** Opening Given data block **
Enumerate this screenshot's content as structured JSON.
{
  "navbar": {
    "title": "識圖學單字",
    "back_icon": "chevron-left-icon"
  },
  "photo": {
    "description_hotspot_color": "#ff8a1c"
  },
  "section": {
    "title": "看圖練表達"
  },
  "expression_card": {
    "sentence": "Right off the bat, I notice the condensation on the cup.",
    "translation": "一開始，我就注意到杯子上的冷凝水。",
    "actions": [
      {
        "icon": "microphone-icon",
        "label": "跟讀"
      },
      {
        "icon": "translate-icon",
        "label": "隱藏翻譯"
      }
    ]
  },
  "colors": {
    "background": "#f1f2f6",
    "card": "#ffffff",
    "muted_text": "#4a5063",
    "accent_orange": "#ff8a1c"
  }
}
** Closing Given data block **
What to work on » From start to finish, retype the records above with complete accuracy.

Result of this exercise »
Enumerate this screenshot's content as structured JSON.
{
  "navbar": {
    "title": "識圖學單字",
    "back_icon": "chevron-left-icon"
  },
  "photo": {
    "description_hotspot_color": "#ff8a1c"
  },
  "section": {
    "title": "看圖練表達"
  },
  "expression_card": {
    "sentence": "Right off the bat, I notice the condensation on the cup.",
    "translation": "一開始，我就注意到杯子上的冷凝水。",
    "actions": [
      {
        "icon": "microphone-icon",
        "label": "跟讀"
      },
      {
        "icon": "translate-icon",
        "label": "隱藏翻譯"
      }
    ]
  },
  "colors": {
    "background": "#f1f2f6",
    "card": "#ffffff",
    "muted_text": "#4a5063",
    "accent_orange": "#ff8a1c"
  }
}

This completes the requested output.